Give back every record exactly, with its pictures left out.

Records provided:
___

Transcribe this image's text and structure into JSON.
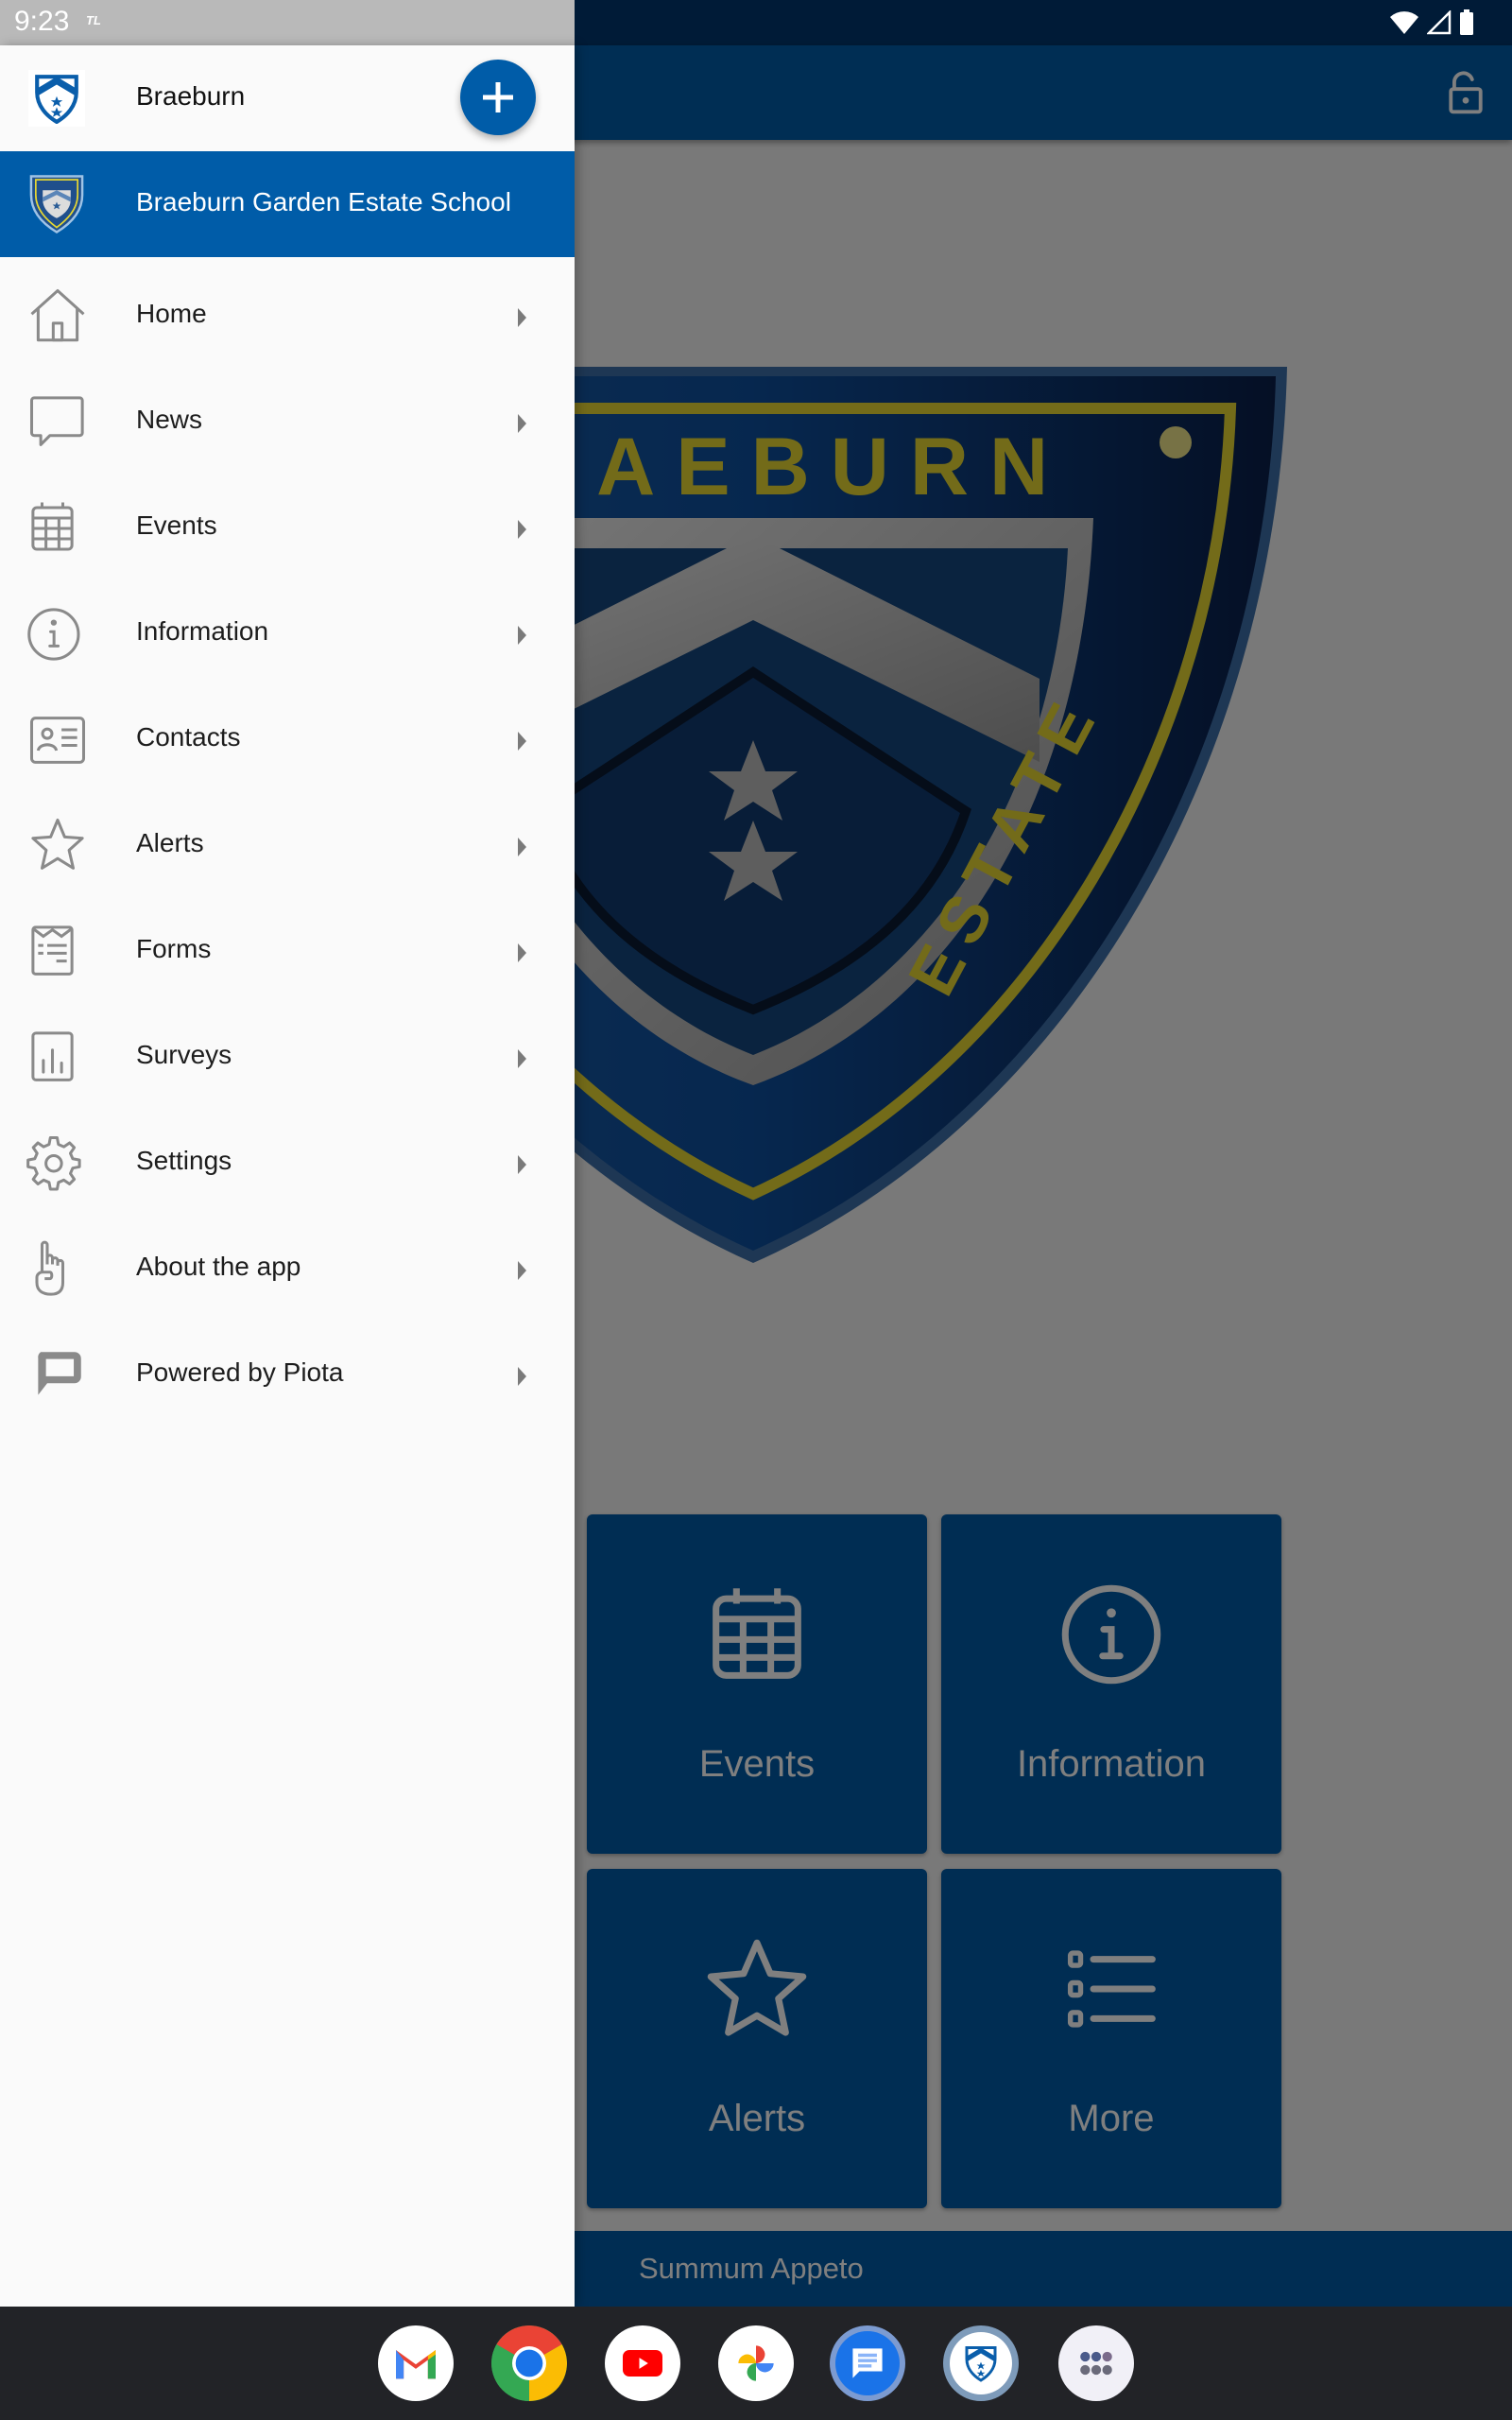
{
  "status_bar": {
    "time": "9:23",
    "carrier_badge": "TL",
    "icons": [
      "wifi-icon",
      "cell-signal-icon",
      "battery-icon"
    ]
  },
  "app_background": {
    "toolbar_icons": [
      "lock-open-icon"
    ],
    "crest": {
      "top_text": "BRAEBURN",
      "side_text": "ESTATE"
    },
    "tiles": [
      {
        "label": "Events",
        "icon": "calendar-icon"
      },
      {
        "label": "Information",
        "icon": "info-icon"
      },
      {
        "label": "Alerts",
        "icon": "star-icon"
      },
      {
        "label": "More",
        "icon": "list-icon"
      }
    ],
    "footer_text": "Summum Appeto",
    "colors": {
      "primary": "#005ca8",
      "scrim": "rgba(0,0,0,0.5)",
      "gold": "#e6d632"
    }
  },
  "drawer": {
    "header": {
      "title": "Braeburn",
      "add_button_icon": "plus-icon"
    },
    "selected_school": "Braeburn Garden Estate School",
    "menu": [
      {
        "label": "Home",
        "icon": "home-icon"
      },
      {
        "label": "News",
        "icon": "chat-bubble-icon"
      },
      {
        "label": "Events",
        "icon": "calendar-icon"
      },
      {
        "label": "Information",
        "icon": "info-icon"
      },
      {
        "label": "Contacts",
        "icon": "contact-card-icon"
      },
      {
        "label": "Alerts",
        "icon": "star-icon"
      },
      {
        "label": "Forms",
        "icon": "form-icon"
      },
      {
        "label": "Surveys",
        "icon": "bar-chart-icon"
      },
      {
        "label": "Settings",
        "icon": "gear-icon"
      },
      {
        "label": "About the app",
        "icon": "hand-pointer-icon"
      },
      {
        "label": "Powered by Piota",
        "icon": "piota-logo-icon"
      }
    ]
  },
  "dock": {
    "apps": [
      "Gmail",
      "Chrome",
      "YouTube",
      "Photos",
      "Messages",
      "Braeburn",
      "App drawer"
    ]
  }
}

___

Written solution:
Transcribe this image's text and structure into JSON.
{
  "status_bar": {
    "time": "9:23",
    "carrier_badge": "TL",
    "icons": [
      "wifi-icon",
      "cell-signal-icon",
      "battery-icon"
    ]
  },
  "app_background": {
    "toolbar_icons": [
      "lock-open-icon"
    ],
    "crest": {
      "top_text": "BRAEBURN",
      "side_text": "ESTATE"
    },
    "tiles": [
      {
        "label": "Events",
        "icon": "calendar-icon"
      },
      {
        "label": "Information",
        "icon": "info-icon"
      },
      {
        "label": "Alerts",
        "icon": "star-icon"
      },
      {
        "label": "More",
        "icon": "list-icon"
      }
    ],
    "footer_text": "Summum Appeto",
    "colors": {
      "primary": "#005ca8",
      "scrim": "rgba(0,0,0,0.5)",
      "gold": "#e6d632"
    }
  },
  "drawer": {
    "header": {
      "title": "Braeburn",
      "add_button_icon": "plus-icon"
    },
    "selected_school": "Braeburn Garden Estate School",
    "menu": [
      {
        "label": "Home",
        "icon": "home-icon"
      },
      {
        "label": "News",
        "icon": "chat-bubble-icon"
      },
      {
        "label": "Events",
        "icon": "calendar-icon"
      },
      {
        "label": "Information",
        "icon": "info-icon"
      },
      {
        "label": "Contacts",
        "icon": "contact-card-icon"
      },
      {
        "label": "Alerts",
        "icon": "star-icon"
      },
      {
        "label": "Forms",
        "icon": "form-icon"
      },
      {
        "label": "Surveys",
        "icon": "bar-chart-icon"
      },
      {
        "label": "Settings",
        "icon": "gear-icon"
      },
      {
        "label": "About the app",
        "icon": "hand-pointer-icon"
      },
      {
        "label": "Powered by Piota",
        "icon": "piota-logo-icon"
      }
    ]
  },
  "dock": {
    "apps": [
      "Gmail",
      "Chrome",
      "YouTube",
      "Photos",
      "Messages",
      "Braeburn",
      "App drawer"
    ]
  }
}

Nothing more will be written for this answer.